====== EXTRACTED MATERIAL ======
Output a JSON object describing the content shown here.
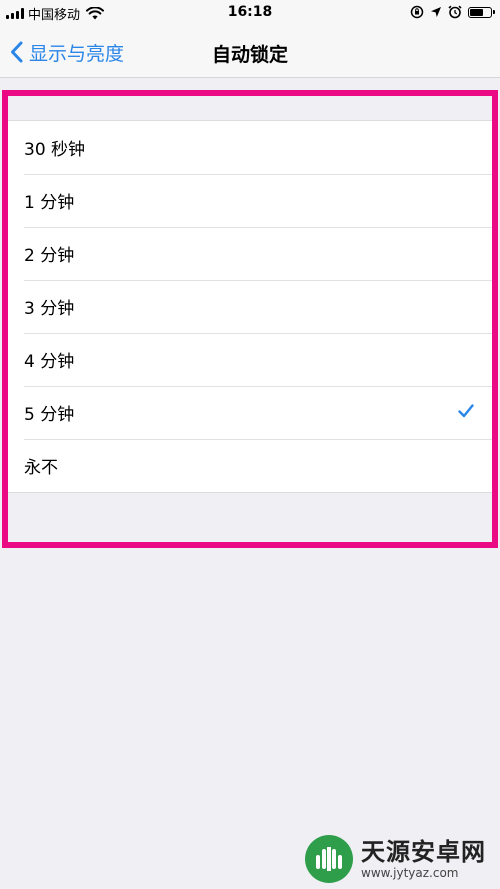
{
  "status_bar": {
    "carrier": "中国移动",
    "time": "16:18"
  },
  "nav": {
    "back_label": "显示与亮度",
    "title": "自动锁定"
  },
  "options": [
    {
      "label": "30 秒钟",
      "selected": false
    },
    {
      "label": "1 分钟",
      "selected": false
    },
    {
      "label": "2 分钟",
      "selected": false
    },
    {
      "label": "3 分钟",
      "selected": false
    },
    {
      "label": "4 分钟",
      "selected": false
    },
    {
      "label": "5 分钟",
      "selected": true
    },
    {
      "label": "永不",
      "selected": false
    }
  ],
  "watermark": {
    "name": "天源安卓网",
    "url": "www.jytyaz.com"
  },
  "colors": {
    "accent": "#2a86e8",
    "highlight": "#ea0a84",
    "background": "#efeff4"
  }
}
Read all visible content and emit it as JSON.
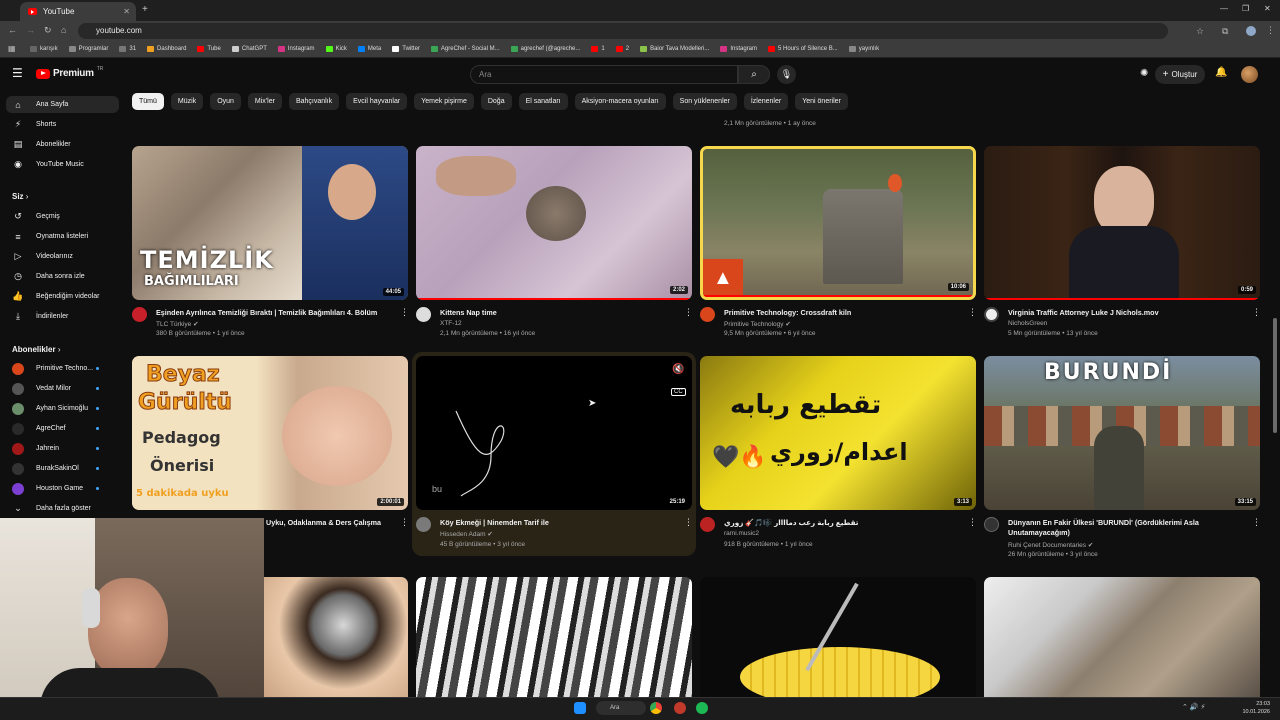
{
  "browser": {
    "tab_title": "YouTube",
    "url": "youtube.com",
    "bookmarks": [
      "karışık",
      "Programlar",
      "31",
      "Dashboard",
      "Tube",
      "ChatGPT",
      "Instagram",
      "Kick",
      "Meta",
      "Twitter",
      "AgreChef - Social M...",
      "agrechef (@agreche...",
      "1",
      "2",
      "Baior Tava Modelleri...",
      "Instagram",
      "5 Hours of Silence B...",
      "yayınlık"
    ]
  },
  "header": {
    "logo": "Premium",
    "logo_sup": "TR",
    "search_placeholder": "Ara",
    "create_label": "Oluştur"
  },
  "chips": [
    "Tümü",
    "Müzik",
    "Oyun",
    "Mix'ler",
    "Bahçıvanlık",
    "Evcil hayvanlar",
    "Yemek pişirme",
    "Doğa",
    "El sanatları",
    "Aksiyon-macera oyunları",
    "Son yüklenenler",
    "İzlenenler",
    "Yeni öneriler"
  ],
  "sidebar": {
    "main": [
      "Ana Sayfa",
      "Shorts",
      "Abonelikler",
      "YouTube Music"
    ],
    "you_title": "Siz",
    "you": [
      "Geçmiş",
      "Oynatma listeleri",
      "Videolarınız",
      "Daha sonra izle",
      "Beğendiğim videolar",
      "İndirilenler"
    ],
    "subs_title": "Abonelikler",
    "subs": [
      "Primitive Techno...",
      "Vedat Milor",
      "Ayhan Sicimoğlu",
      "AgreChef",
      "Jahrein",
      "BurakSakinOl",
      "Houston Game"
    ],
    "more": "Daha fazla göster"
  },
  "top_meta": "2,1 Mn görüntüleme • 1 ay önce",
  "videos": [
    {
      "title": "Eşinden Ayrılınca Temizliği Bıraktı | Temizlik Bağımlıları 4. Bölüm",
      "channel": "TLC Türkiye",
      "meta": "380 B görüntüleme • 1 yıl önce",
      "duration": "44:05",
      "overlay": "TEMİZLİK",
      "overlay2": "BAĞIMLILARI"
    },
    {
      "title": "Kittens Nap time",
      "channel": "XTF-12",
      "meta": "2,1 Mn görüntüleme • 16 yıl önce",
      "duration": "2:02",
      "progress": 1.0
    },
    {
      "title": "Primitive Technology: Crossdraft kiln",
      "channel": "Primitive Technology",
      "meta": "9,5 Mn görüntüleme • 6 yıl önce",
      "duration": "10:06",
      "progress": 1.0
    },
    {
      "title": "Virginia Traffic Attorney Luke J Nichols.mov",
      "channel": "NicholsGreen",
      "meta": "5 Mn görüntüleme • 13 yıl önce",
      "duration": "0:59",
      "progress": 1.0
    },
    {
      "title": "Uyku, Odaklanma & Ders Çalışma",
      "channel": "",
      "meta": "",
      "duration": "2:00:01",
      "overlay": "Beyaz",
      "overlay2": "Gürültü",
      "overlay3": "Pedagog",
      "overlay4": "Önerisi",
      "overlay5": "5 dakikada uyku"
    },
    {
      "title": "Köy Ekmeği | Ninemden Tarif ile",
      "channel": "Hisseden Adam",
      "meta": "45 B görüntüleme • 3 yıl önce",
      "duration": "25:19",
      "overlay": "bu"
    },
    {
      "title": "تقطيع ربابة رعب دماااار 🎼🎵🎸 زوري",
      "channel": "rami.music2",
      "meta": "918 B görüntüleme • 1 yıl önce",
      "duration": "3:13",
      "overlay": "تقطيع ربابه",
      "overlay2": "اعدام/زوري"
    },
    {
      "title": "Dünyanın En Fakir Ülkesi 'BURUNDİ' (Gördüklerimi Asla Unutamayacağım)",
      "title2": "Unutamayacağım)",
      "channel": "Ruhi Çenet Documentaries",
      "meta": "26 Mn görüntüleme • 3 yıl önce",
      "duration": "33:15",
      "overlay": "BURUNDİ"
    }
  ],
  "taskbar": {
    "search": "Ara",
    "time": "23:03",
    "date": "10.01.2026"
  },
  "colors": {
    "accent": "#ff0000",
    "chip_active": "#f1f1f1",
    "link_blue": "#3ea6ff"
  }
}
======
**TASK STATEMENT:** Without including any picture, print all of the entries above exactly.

**RESULT OF THIS EXERCISE:**
Output a JSON object describing the content shown here.
{
  "status_bar": {
    "carrier": "中国移动",
    "time": "16:18"
  },
  "nav": {
    "back_label": "显示与亮度",
    "title": "自动锁定"
  },
  "options": [
    {
      "label": "30 秒钟",
      "selected": false
    },
    {
      "label": "1 分钟",
      "selected": false
    },
    {
      "label": "2 分钟",
      "selected": false
    },
    {
      "label": "3 分钟",
      "selected": false
    },
    {
      "label": "4 分钟",
      "selected": false
    },
    {
      "label": "5 分钟",
      "selected": true
    },
    {
      "label": "永不",
      "selected": false
    }
  ],
  "watermark": {
    "name": "天源安卓网",
    "url": "www.jytyaz.com"
  },
  "colors": {
    "accent": "#2a86e8",
    "highlight": "#ea0a84",
    "background": "#efeff4"
  }
}
Read all visible content and emit it as JSON.
{
  "browser": {
    "tab_title": "YouTube",
    "url": "youtube.com",
    "bookmarks": [
      "karışık",
      "Programlar",
      "31",
      "Dashboard",
      "Tube",
      "ChatGPT",
      "Instagram",
      "Kick",
      "Meta",
      "Twitter",
      "AgreChef - Social M...",
      "agrechef (@agreche...",
      "1",
      "2",
      "Baior Tava Modelleri...",
      "Instagram",
      "5 Hours of Silence B...",
      "yayınlık"
    ]
  },
  "header": {
    "logo": "Premium",
    "logo_sup": "TR",
    "search_placeholder": "Ara",
    "create_label": "Oluştur"
  },
  "chips": [
    "Tümü",
    "Müzik",
    "Oyun",
    "Mix'ler",
    "Bahçıvanlık",
    "Evcil hayvanlar",
    "Yemek pişirme",
    "Doğa",
    "El sanatları",
    "Aksiyon-macera oyunları",
    "Son yüklenenler",
    "İzlenenler",
    "Yeni öneriler"
  ],
  "sidebar": {
    "main": [
      "Ana Sayfa",
      "Shorts",
      "Abonelikler",
      "YouTube Music"
    ],
    "you_title": "Siz",
    "you": [
      "Geçmiş",
      "Oynatma listeleri",
      "Videolarınız",
      "Daha sonra izle",
      "Beğendiğim videolar",
      "İndirilenler"
    ],
    "subs_title": "Abonelikler",
    "subs": [
      "Primitive Techno...",
      "Vedat Milor",
      "Ayhan Sicimoğlu",
      "AgreChef",
      "Jahrein",
      "BurakSakinOl",
      "Houston Game"
    ],
    "more": "Daha fazla göster"
  },
  "top_meta": "2,1 Mn görüntüleme • 1 ay önce",
  "videos": [
    {
      "title": "Eşinden Ayrılınca Temizliği Bıraktı | Temizlik Bağımlıları 4. Bölüm",
      "channel": "TLC Türkiye",
      "meta": "380 B görüntüleme • 1 yıl önce",
      "duration": "44:05",
      "overlay": "TEMİZLİK",
      "overlay2": "BAĞIMLILARI"
    },
    {
      "title": "Kittens Nap time",
      "channel": "XTF-12",
      "meta": "2,1 Mn görüntüleme • 16 yıl önce",
      "duration": "2:02",
      "progress": 1.0
    },
    {
      "title": "Primitive Technology: Crossdraft kiln",
      "channel": "Primitive Technology",
      "meta": "9,5 Mn görüntüleme • 6 yıl önce",
      "duration": "10:06",
      "progress": 1.0
    },
    {
      "title": "Virginia Traffic Attorney Luke J Nichols.mov",
      "channel": "NicholsGreen",
      "meta": "5 Mn görüntüleme • 13 yıl önce",
      "duration": "0:59",
      "progress": 1.0
    },
    {
      "title": "Uyku, Odaklanma & Ders Çalışma",
      "channel": "",
      "meta": "",
      "duration": "2:00:01",
      "overlay": "Beyaz",
      "overlay2": "Gürültü",
      "overlay3": "Pedagog",
      "overlay4": "Önerisi",
      "overlay5": "5 dakikada uyku"
    },
    {
      "title": "Köy Ekmeği | Ninemden Tarif ile",
      "channel": "Hisseden Adam",
      "meta": "45 B görüntüleme • 3 yıl önce",
      "duration": "25:19",
      "overlay": "bu"
    },
    {
      "title": "تقطيع ربابة رعب دماااار 🎼🎵🎸 زوري",
      "channel": "rami.music2",
      "meta": "918 B görüntüleme • 1 yıl önce",
      "duration": "3:13",
      "overlay": "تقطيع ربابه",
      "overlay2": "اعدام/زوري"
    },
    {
      "title": "Dünyanın En Fakir Ülkesi 'BURUNDİ' (Gördüklerimi Asla Unutamayacağım)",
      "title2": "Unutamayacağım)",
      "channel": "Ruhi Çenet Documentaries",
      "meta": "26 Mn görüntüleme • 3 yıl önce",
      "duration": "33:15",
      "overlay": "BURUNDİ"
    }
  ],
  "taskbar": {
    "search": "Ara",
    "time": "23:03",
    "date": "10.01.2026"
  },
  "colors": {
    "accent": "#ff0000",
    "chip_active": "#f1f1f1",
    "link_blue": "#3ea6ff"
  }
}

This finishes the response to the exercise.